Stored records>

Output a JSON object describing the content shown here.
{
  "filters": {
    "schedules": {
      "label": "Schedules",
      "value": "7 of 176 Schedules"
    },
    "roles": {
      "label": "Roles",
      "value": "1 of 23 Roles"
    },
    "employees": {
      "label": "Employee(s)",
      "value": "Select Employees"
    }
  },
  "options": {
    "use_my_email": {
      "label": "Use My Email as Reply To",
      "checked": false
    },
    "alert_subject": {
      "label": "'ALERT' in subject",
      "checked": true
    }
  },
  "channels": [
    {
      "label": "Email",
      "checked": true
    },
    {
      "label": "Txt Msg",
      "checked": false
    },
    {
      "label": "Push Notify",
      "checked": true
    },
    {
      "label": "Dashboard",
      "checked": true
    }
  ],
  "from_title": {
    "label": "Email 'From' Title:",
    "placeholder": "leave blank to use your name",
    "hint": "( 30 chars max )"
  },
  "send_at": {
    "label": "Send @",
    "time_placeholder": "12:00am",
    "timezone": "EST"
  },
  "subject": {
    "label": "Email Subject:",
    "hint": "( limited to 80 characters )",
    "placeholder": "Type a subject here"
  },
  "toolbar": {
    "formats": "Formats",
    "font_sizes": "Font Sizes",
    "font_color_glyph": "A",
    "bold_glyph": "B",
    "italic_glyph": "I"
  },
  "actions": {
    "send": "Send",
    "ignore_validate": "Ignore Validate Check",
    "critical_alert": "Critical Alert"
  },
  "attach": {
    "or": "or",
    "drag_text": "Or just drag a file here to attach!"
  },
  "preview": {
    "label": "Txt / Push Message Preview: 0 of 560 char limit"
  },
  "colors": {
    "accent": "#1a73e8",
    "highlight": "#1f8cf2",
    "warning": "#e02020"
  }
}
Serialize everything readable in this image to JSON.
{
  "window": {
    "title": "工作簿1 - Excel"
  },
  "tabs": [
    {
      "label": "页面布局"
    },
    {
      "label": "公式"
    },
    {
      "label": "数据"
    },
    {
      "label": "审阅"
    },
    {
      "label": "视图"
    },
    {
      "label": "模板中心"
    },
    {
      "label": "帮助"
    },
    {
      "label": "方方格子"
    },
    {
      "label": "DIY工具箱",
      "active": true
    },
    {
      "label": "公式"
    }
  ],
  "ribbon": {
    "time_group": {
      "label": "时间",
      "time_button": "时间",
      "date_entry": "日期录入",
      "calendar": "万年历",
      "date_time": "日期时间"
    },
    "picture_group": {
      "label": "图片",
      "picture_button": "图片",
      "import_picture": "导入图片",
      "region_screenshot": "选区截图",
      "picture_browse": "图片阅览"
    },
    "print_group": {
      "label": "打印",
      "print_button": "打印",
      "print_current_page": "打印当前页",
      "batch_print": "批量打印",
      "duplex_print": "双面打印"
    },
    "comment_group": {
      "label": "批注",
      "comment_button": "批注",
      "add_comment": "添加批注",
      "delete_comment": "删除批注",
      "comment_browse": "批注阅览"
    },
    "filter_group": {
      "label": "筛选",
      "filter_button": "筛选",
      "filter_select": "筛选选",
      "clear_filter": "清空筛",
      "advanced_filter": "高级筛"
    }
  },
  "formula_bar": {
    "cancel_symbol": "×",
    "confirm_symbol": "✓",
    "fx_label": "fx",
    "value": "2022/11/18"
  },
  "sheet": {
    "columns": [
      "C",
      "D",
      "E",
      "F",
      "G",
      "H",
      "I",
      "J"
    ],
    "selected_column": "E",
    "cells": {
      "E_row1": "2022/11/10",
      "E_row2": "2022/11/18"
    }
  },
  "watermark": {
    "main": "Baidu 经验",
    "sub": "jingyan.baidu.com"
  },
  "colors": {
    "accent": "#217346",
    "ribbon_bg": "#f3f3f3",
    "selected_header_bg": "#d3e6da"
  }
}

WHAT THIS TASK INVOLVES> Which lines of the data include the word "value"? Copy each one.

EXPECTED OUTPUT>
      "value": "7 of 176 Schedules"
      "value": "1 of 23 Roles"
      "value": "Select Employees"
    "value": "2022/11/18"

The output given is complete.